-- Recorded information follows --
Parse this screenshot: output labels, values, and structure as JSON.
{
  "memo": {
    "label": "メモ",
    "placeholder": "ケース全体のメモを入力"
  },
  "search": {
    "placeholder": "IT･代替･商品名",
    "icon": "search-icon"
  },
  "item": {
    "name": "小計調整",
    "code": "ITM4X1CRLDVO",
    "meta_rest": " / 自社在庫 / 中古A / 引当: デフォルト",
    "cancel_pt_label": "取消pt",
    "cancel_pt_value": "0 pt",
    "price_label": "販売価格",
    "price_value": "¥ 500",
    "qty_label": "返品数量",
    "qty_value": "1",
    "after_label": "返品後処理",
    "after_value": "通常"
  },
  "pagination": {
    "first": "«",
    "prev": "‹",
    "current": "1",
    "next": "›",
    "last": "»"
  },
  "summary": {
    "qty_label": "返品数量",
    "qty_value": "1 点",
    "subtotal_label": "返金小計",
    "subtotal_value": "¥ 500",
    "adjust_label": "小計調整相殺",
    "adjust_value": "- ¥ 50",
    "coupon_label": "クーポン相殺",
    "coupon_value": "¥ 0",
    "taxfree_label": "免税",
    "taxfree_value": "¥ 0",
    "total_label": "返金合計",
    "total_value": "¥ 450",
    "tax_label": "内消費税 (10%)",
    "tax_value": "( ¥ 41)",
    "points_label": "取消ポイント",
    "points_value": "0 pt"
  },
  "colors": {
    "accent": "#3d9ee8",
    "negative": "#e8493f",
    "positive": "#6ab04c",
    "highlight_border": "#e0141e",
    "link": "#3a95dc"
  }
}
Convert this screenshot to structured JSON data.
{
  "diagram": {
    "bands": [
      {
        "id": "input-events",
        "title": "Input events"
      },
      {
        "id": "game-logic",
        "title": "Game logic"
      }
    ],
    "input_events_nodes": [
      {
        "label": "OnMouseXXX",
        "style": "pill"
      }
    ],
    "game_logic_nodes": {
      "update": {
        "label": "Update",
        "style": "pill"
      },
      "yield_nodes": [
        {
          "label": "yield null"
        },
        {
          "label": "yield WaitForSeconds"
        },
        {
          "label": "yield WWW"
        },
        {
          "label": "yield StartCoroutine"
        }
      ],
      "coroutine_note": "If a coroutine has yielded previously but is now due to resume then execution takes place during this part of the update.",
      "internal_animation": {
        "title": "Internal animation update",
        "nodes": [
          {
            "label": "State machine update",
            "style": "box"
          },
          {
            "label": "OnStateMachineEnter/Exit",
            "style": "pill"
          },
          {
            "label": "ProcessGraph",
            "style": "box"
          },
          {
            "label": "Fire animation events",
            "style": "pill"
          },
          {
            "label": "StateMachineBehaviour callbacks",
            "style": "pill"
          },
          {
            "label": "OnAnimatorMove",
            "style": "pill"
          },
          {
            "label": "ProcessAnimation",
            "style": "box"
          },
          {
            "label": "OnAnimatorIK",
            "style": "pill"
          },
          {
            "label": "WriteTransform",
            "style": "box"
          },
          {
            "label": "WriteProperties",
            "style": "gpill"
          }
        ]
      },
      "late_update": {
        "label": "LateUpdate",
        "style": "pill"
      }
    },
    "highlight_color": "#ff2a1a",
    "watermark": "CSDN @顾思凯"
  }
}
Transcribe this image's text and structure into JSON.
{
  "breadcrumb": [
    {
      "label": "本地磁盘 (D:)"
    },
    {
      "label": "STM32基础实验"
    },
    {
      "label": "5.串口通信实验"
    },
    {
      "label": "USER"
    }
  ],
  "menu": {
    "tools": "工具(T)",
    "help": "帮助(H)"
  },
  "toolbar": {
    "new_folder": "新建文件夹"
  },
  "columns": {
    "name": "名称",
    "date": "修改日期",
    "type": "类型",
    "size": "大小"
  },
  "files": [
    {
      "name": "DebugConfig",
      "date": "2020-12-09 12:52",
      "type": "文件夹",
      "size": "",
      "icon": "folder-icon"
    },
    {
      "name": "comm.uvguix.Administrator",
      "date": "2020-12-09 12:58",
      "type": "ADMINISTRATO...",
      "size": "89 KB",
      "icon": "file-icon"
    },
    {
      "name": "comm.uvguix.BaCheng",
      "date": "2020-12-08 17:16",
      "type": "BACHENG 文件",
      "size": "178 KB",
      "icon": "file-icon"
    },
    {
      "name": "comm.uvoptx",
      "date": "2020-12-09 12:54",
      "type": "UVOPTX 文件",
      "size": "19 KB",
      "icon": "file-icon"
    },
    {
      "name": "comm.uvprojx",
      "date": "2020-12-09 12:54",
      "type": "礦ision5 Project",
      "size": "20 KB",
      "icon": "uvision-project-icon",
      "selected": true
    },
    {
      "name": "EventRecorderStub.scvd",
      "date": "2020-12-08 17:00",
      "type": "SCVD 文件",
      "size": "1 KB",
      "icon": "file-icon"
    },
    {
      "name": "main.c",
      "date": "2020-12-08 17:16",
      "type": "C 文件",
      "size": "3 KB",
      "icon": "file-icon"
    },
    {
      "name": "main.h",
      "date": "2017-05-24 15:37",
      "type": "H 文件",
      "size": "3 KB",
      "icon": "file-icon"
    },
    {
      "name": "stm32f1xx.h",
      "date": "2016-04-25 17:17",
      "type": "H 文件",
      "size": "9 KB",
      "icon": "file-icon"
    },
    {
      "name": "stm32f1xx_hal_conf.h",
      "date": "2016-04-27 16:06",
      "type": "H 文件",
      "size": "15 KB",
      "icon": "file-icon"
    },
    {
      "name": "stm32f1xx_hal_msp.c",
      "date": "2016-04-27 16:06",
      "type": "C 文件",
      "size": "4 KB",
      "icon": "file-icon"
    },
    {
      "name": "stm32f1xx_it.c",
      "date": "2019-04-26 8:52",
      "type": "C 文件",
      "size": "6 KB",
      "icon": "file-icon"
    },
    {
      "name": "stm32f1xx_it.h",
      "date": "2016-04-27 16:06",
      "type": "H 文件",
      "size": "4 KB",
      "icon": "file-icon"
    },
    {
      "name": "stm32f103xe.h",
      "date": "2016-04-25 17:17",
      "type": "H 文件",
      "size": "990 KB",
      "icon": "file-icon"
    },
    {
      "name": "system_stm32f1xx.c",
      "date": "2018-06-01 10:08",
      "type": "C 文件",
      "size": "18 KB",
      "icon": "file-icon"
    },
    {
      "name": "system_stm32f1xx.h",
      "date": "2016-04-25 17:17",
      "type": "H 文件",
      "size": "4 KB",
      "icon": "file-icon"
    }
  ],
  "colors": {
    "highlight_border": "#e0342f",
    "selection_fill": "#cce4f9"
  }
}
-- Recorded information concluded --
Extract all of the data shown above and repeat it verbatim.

Output of the task
Parse this screenshot: output labels, values, and structure as JSON.
{
  "memo": {
    "label": "メモ",
    "placeholder": "ケース全体のメモを入力"
  },
  "search": {
    "placeholder": "IT･代替･商品名",
    "icon": "search-icon"
  },
  "item": {
    "name": "小計調整",
    "code": "ITM4X1CRLDVO",
    "meta_rest": " / 自社在庫 / 中古A / 引当: デフォルト",
    "cancel_pt_label": "取消pt",
    "cancel_pt_value": "0 pt",
    "price_label": "販売価格",
    "price_value": "¥ 500",
    "qty_label": "返品数量",
    "qty_value": "1",
    "after_label": "返品後処理",
    "after_value": "通常"
  },
  "pagination": {
    "first": "«",
    "prev": "‹",
    "current": "1",
    "next": "›",
    "last": "»"
  },
  "summary": {
    "qty_label": "返品数量",
    "qty_value": "1 点",
    "subtotal_label": "返金小計",
    "subtotal_value": "¥ 500",
    "adjust_label": "小計調整相殺",
    "adjust_value": "- ¥ 50",
    "coupon_label": "クーポン相殺",
    "coupon_value": "¥ 0",
    "taxfree_label": "免税",
    "taxfree_value": "¥ 0",
    "total_label": "返金合計",
    "total_value": "¥ 450",
    "tax_label": "内消費税 (10%)",
    "tax_value": "( ¥ 41)",
    "points_label": "取消ポイント",
    "points_value": "0 pt"
  },
  "colors": {
    "accent": "#3d9ee8",
    "negative": "#e8493f",
    "positive": "#6ab04c",
    "highlight_border": "#e0141e",
    "link": "#3a95dc"
  }
}
Convert this screenshot to structured JSON data.
{
  "diagram": {
    "bands": [
      {
        "id": "input-events",
        "title": "Input events"
      },
      {
        "id": "game-logic",
        "title": "Game logic"
      }
    ],
    "input_events_nodes": [
      {
        "label": "OnMouseXXX",
        "style": "pill"
      }
    ],
    "game_logic_nodes": {
      "update": {
        "label": "Update",
        "style": "pill"
      },
      "yield_nodes": [
        {
          "label": "yield null"
        },
        {
          "label": "yield WaitForSeconds"
        },
        {
          "label": "yield WWW"
        },
        {
          "label": "yield StartCoroutine"
        }
      ],
      "coroutine_note": "If a coroutine has yielded previously but is now due to resume then execution takes place during this part of the update.",
      "internal_animation": {
        "title": "Internal animation update",
        "nodes": [
          {
            "label": "State machine update",
            "style": "box"
          },
          {
            "label": "OnStateMachineEnter/Exit",
            "style": "pill"
          },
          {
            "label": "ProcessGraph",
            "style": "box"
          },
          {
            "label": "Fire animation events",
            "style": "pill"
          },
          {
            "label": "StateMachineBehaviour callbacks",
            "style": "pill"
          },
          {
            "label": "OnAnimatorMove",
            "style": "pill"
          },
          {
            "label": "ProcessAnimation",
            "style": "box"
          },
          {
            "label": "OnAnimatorIK",
            "style": "pill"
          },
          {
            "label": "WriteTransform",
            "style": "box"
          },
          {
            "label": "WriteProperties",
            "style": "gpill"
          }
        ]
      },
      "late_update": {
        "label": "LateUpdate",
        "style": "pill"
      }
    },
    "highlight_color": "#ff2a1a",
    "watermark": "CSDN @顾思凯"
  }
}
Transcribe this image's text and structure into JSON.
{
  "breadcrumb": [
    {
      "label": "本地磁盘 (D:)"
    },
    {
      "label": "STM32基础实验"
    },
    {
      "label": "5.串口通信实验"
    },
    {
      "label": "USER"
    }
  ],
  "menu": {
    "tools": "工具(T)",
    "help": "帮助(H)"
  },
  "toolbar": {
    "new_folder": "新建文件夹"
  },
  "columns": {
    "name": "名称",
    "date": "修改日期",
    "type": "类型",
    "size": "大小"
  },
  "files": [
    {
      "name": "DebugConfig",
      "date": "2020-12-09 12:52",
      "type": "文件夹",
      "size": "",
      "icon": "folder-icon"
    },
    {
      "name": "comm.uvguix.Administrator",
      "date": "2020-12-09 12:58",
      "type": "ADMINISTRATO...",
      "size": "89 KB",
      "icon": "file-icon"
    },
    {
      "name": "comm.uvguix.BaCheng",
      "date": "2020-12-08 17:16",
      "type": "BACHENG 文件",
      "size": "178 KB",
      "icon": "file-icon"
    },
    {
      "name": "comm.uvoptx",
      "date": "2020-12-09 12:54",
      "type": "UVOPTX 文件",
      "size": "19 KB",
      "icon": "file-icon"
    },
    {
      "name": "comm.uvprojx",
      "date": "2020-12-09 12:54",
      "type": "礦ision5 Project",
      "size": "20 KB",
      "icon": "uvision-project-icon",
      "selected": true
    },
    {
      "name": "EventRecorderStub.scvd",
      "date": "2020-12-08 17:00",
      "type": "SCVD 文件",
      "size": "1 KB",
      "icon": "file-icon"
    },
    {
      "name": "main.c",
      "date": "2020-12-08 17:16",
      "type": "C 文件",
      "size": "3 KB",
      "icon": "file-icon"
    },
    {
      "name": "main.h",
      "date": "2017-05-24 15:37",
      "type": "H 文件",
      "size": "3 KB",
      "icon": "file-icon"
    },
    {
      "name": "stm32f1xx.h",
      "date": "2016-04-25 17:17",
      "type": "H 文件",
      "size": "9 KB",
      "icon": "file-icon"
    },
    {
      "name": "stm32f1xx_hal_conf.h",
      "date": "2016-04-27 16:06",
      "type": "H 文件",
      "size": "15 KB",
      "icon": "file-icon"
    },
    {
      "name": "stm32f1xx_hal_msp.c",
      "date": "2016-04-27 16:06",
      "type": "C 文件",
      "size": "4 KB",
      "icon": "file-icon"
    },
    {
      "name": "stm32f1xx_it.c",
      "date": "2019-04-26 8:52",
      "type": "C 文件",
      "size": "6 KB",
      "icon": "file-icon"
    },
    {
      "name": "stm32f1xx_it.h",
      "date": "2016-04-27 16:06",
      "type": "H 文件",
      "size": "4 KB",
      "icon": "file-icon"
    },
    {
      "name": "stm32f103xe.h",
      "date": "2016-04-25 17:17",
      "type": "H 文件",
      "size": "990 KB",
      "icon": "file-icon"
    },
    {
      "name": "system_stm32f1xx.c",
      "date": "2018-06-01 10:08",
      "type": "C 文件",
      "size": "18 KB",
      "icon": "file-icon"
    },
    {
      "name": "system_stm32f1xx.h",
      "date": "2016-04-25 17:17",
      "type": "H 文件",
      "size": "4 KB",
      "icon": "file-icon"
    }
  ],
  "colors": {
    "highlight_border": "#e0342f",
    "selection_fill": "#cce4f9"
  }
}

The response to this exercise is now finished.